-- RECORDS TO USE follows --

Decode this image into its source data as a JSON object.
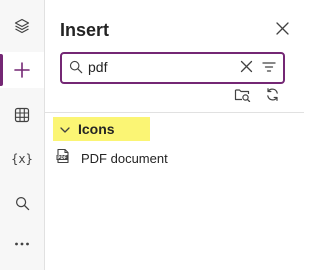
{
  "rail": {
    "items": [
      {
        "name": "layers",
        "icon": "layers-icon",
        "active": false
      },
      {
        "name": "insert",
        "icon": "plus-icon",
        "active": true
      },
      {
        "name": "data",
        "icon": "table-icon",
        "active": false
      },
      {
        "name": "variables",
        "icon": "variables-icon",
        "label": "{x}",
        "active": false
      },
      {
        "name": "search",
        "icon": "search-icon",
        "active": false
      },
      {
        "name": "more",
        "icon": "more-icon",
        "active": false
      }
    ]
  },
  "panel": {
    "title": "Insert",
    "search": {
      "value": "pdf",
      "placeholder": "Search"
    },
    "groups": [
      {
        "label": "Icons",
        "expanded": true,
        "highlight": "#fbf574",
        "items": [
          {
            "label": "PDF document",
            "icon": "pdf-icon"
          }
        ]
      }
    ]
  },
  "colors": {
    "accent": "#742774",
    "highlight": "#fbf574"
  }
}
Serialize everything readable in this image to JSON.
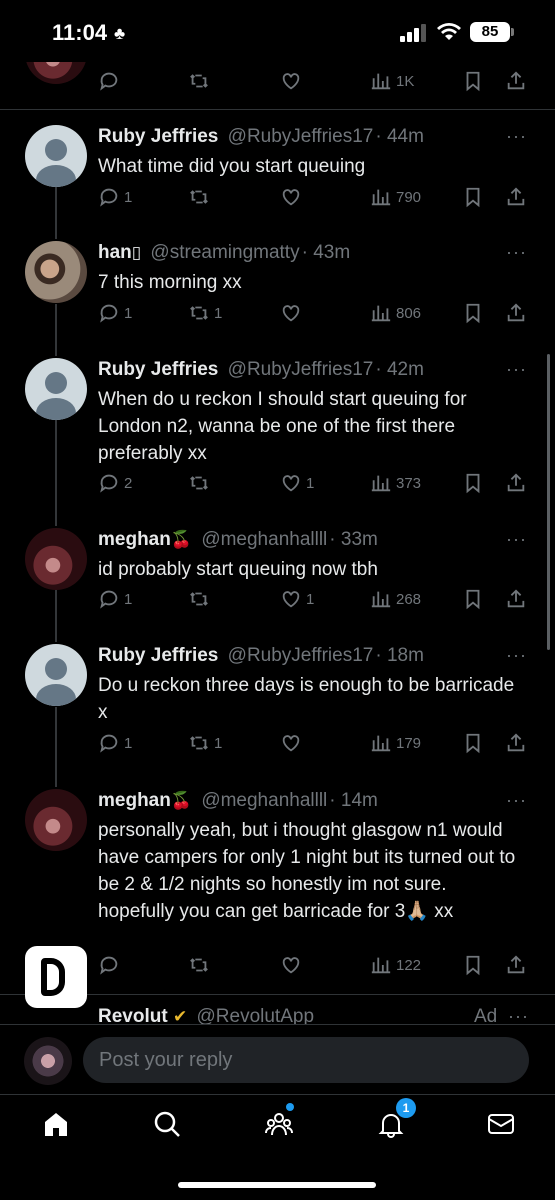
{
  "status_bar": {
    "time": "11:04",
    "battery": "85"
  },
  "top_actions": {
    "views": "1K"
  },
  "tweets": [
    {
      "name": "Ruby Jeffries",
      "handle": "@RubyJeffries17",
      "time": "· 44m",
      "text": "What time did you start queuing",
      "replies": "1",
      "retweets": "",
      "likes": "",
      "views": "790",
      "avatar": "default-avatar"
    },
    {
      "name": "han",
      "emoji": "▯",
      "handle": "@streamingmatty",
      "time": "· 43m",
      "text": "7 this morning xx",
      "replies": "1",
      "retweets": "1",
      "likes": "",
      "views": "806",
      "avatar": "profile-photo"
    },
    {
      "name": "Ruby Jeffries",
      "handle": "@RubyJeffries17",
      "time": "· 42m",
      "text": "When do u reckon I should start queuing for London n2, wanna be one of the first there preferably xx",
      "replies": "2",
      "retweets": "",
      "likes": "1",
      "views": "373",
      "avatar": "default-avatar"
    },
    {
      "name": "meghan",
      "emoji": "🍒",
      "handle": "@meghanhallll",
      "time": "· 33m",
      "text": "id probably start queuing now tbh",
      "replies": "1",
      "retweets": "",
      "likes": "1",
      "views": "268",
      "avatar": "profile-photo"
    },
    {
      "name": "Ruby Jeffries",
      "handle": "@RubyJeffries17",
      "time": "· 18m",
      "text": "Do u reckon three days is enough to be barricade x",
      "replies": "1",
      "retweets": "1",
      "likes": "",
      "views": "179",
      "avatar": "default-avatar"
    },
    {
      "name": "meghan",
      "emoji": "🍒",
      "handle": "@meghanhallll",
      "time": "· 14m",
      "text": "personally yeah, but i thought glasgow n1 would have campers for only 1 night but its turned out to be 2 & 1/2 nights so honestly im not sure. hopefully you can get barricade for 3🙏🏼 xx",
      "replies": "",
      "retweets": "",
      "likes": "",
      "views": "122",
      "avatar": "profile-photo"
    }
  ],
  "ad": {
    "name": "Revolut",
    "verified": "✔",
    "handle": "@RevolutApp",
    "label": "Ad",
    "more": "···"
  },
  "reply_bar": {
    "placeholder": "Post your reply"
  },
  "nav": {
    "notifications_badge": "1"
  },
  "more_glyph": "···",
  "colors": {
    "background": "#000000",
    "text": "#e7e9ea",
    "muted": "#71767b",
    "accent": "#1d9bf0",
    "divider": "#2f3336"
  }
}
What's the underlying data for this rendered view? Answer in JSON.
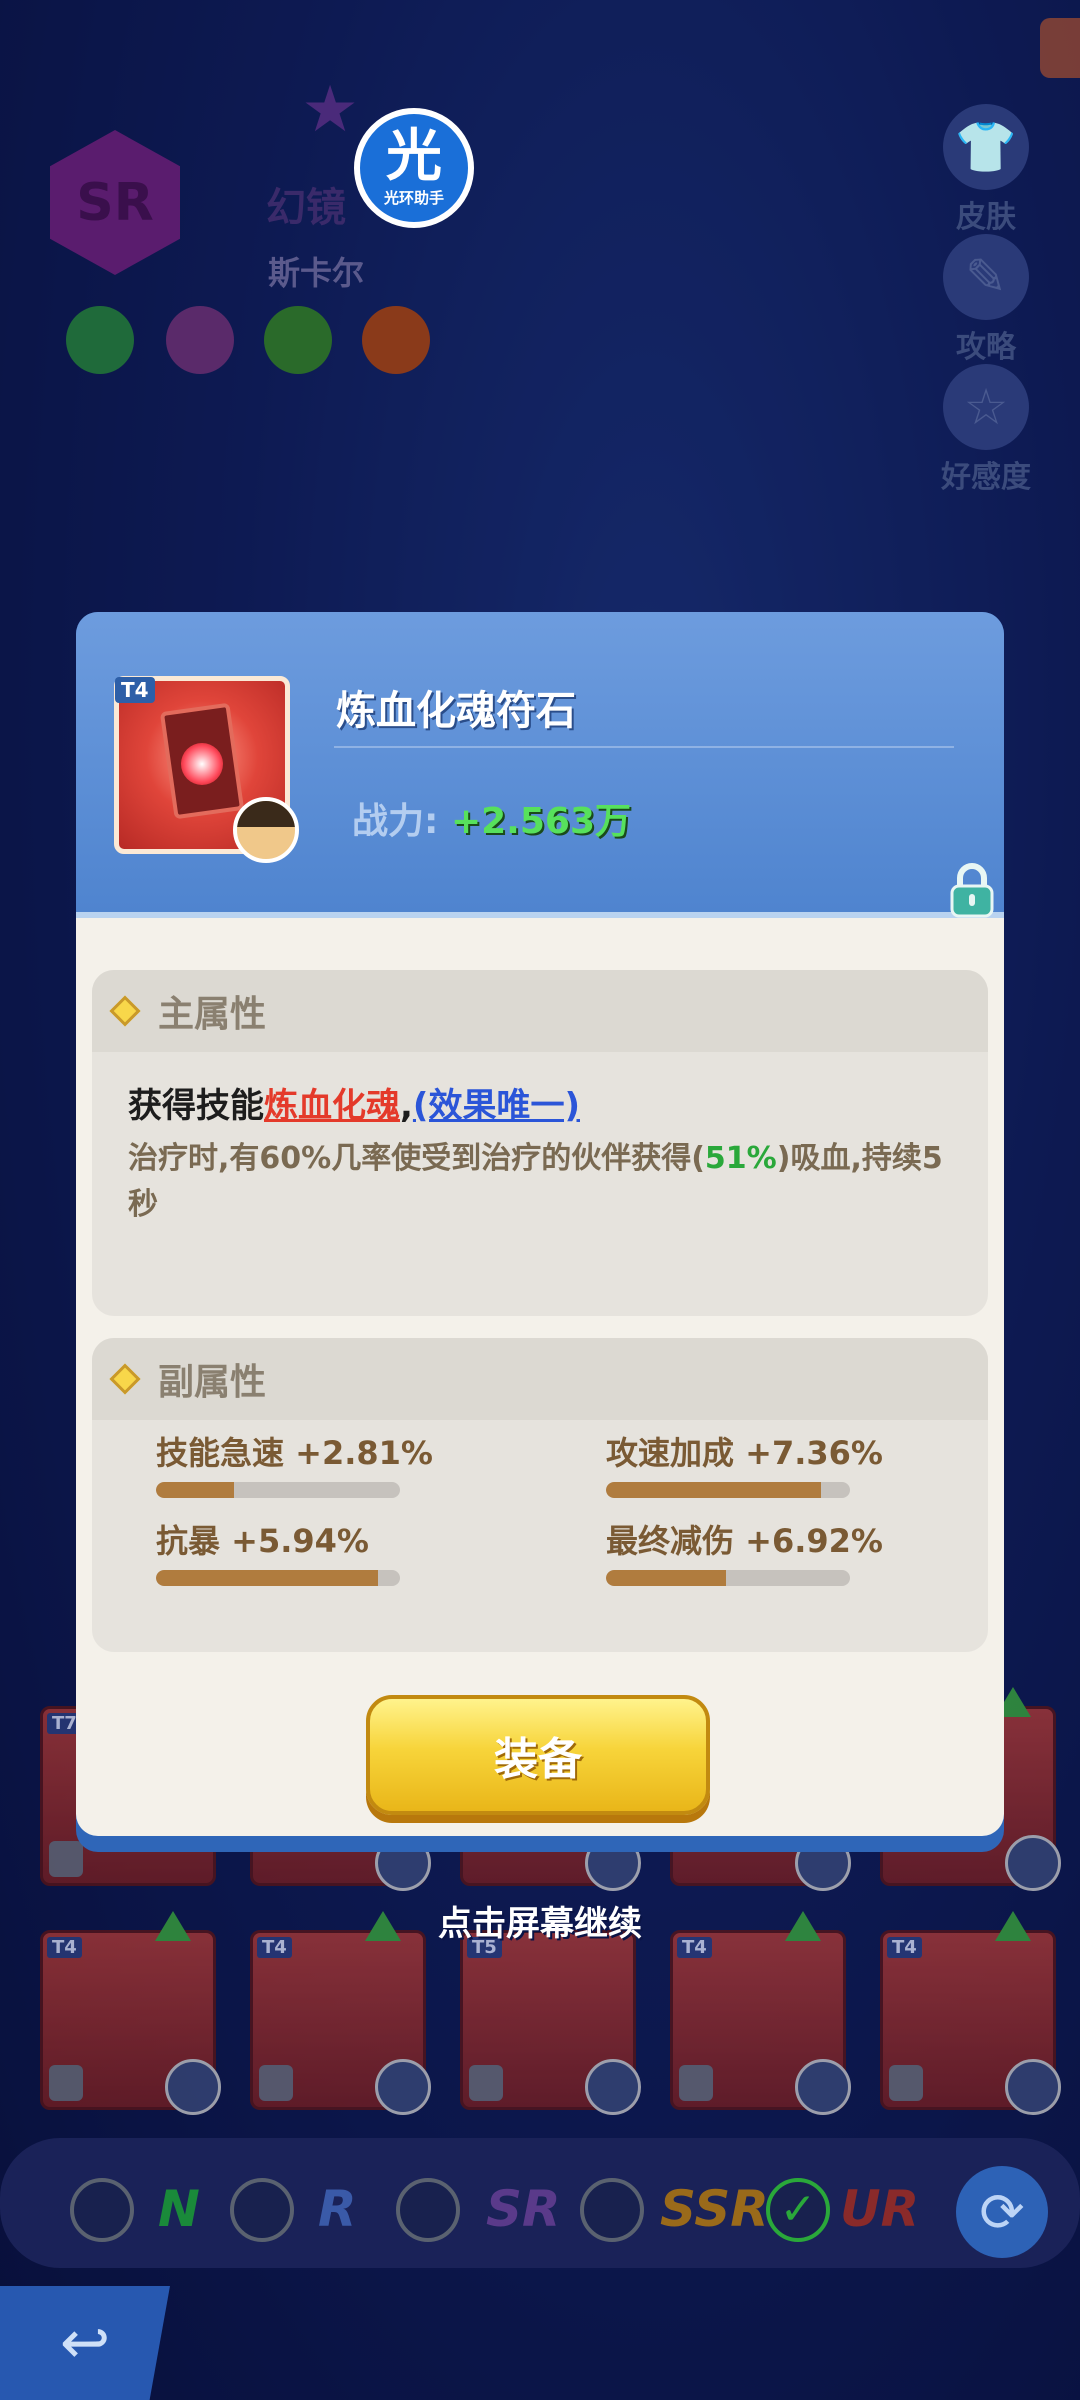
{
  "hero": {
    "rarity": "SR",
    "name": "幻镜",
    "subtitle": "斯卡尔"
  },
  "assistant_badge": {
    "icon_char": "光",
    "label": "光环助手"
  },
  "side_buttons": [
    {
      "label": "皮肤",
      "icon": "shirt-icon"
    },
    {
      "label": "攻略",
      "icon": "guide-icon"
    },
    {
      "label": "好感度",
      "icon": "star-icon"
    }
  ],
  "item": {
    "tier": "T4",
    "name": "炼血化魂符石",
    "power_label": "战力:",
    "power_value": "+2.563万"
  },
  "main_attribute": {
    "title": "主属性",
    "line_prefix": "获得技能",
    "skill_name": "炼血化魂",
    "separator": ",",
    "unique_tag": "(效果唯一)",
    "desc_part1": "治疗时,有60%几率使受到治疗的伙伴获得(",
    "desc_pct": "51%",
    "desc_part2": ")吸血,持续5秒"
  },
  "sub_attribute": {
    "title": "副属性",
    "stats": [
      {
        "label": "技能急速 +2.81%",
        "level": 0.32
      },
      {
        "label": "攻速加成 +7.36%",
        "level": 0.88
      },
      {
        "label": "抗暴 +5.94%",
        "level": 0.91
      },
      {
        "label": "最终减伤 +6.92%",
        "level": 0.49
      }
    ]
  },
  "equip_button": "装备",
  "tap_hint": "点击屏幕继续",
  "card_grid": {
    "row1_tiers": [
      "T7",
      "",
      "",
      "",
      ""
    ],
    "row2_tiers": [
      "T4",
      "T4",
      "T5",
      "T4",
      "T4"
    ]
  },
  "rarity_filters": [
    {
      "label": "N",
      "color": "#1a8a3a",
      "checked": false
    },
    {
      "label": "R",
      "color": "#3a5aa8",
      "checked": false
    },
    {
      "label": "SR",
      "color": "#5a3a8a",
      "checked": false
    },
    {
      "label": "SSR",
      "color": "#9a6a1a",
      "checked": false
    },
    {
      "label": "UR",
      "color": "#8a2a2a",
      "checked": true
    }
  ],
  "colors": {
    "header_blue": "#4f84cf",
    "power_green": "#57e15c",
    "skill_red": "#e43a2a",
    "unique_blue": "#2b55d8",
    "bar_fill": "#b07c3e",
    "button_yellow": "#f7d43a"
  }
}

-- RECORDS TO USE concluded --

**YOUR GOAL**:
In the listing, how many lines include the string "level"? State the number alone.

**TASK ANSWER**:
4